The Hollywood work is fun, but Douglas’ mind never strays far from the reality of the serial killers in our midst. “I used to work as many as 100 cases at a time,” Douglas says, “and I would get death threats on a regular basis. These guys are media savvy; they read about themselves, follow the crime shows, the books, the news. They know what’s going on, it helps feed into who they like to think they are.

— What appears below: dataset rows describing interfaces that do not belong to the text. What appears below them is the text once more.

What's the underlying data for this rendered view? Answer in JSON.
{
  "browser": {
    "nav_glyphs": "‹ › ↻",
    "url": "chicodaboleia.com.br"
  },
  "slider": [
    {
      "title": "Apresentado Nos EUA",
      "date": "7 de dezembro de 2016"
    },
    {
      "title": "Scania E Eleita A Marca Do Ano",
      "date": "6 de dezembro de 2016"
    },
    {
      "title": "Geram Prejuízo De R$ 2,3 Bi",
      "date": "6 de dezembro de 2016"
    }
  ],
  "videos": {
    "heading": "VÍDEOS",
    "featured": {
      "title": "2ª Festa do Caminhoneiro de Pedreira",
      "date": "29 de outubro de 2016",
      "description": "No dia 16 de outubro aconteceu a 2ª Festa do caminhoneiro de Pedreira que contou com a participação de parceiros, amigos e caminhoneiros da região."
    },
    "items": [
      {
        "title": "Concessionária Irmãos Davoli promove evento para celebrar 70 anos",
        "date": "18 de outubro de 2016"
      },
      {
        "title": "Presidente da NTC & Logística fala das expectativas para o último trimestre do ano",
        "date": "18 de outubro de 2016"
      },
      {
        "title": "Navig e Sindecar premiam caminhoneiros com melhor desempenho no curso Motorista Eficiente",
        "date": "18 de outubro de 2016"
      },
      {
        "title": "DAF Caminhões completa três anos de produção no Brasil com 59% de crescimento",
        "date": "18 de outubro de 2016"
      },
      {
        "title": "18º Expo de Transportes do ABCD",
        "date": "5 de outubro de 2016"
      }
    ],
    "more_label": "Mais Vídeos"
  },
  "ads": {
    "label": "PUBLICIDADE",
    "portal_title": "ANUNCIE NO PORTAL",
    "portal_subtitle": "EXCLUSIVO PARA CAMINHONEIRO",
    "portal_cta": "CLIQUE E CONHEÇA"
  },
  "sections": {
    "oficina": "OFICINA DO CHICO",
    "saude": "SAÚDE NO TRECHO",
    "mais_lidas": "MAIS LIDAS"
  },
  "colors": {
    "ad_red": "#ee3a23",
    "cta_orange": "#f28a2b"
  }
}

“One time, I was working at home, chasing down a serial killer murdering teenage girls. I have two daughters and they were around the age of the victims. This one night, I went upstairs and noticed the door to my daughter’s bedroom was open. I looked in and the bed was empty. I ran downstairs and the front door was ajar and I thought, ‘He found us. He reached into my home and grabbed one of my kids.’ I raced outside, jumped in the car, lights flashing, and sped around the neighborhood. It turned out she was out for a walk with a young boy from the area. It ended well, but it could have easily been the real deal.”
Statistics point out that more than half the unsolved homicides in the US can be attributed to serial killers. They are out there, preying on the innocent, ready to pounce when their craving for blood strikes.
As long as they lurk, John Douglas will be right there, hot on their trail. In the Bureau and out, he remains their greatest threat, the one obstacle none of them ever managed to defeat.
“They all fit a particular pattern,” Douglas says. “The key is to get into that mind-set, read the motives, think along the lines they do and know, sooner or later, they will make a mistake, leave an opening, and that’s when you move in and make the grab.”
It’s a unique combination of instinct and science, behavioral patterns coupled with a killer’s lust. One large, dangerous puzzle waiting to be put together before another innocent life is taken.
There are many working in the field, looking to bring down the evil souls that walk among us.
There is one that stands the tallest.
A serial killer’s worst nightmare.
Fact check: Douglas likes the mood and look of “Manhunter,” enjoyed the performances in “Red Dragon” and thinks “The Silence of the Lambs” is on target, except for one little detail. “Scott Glenn never smiled,” Douglas says. “Not once. Me? I’ve been known to smile now and then.”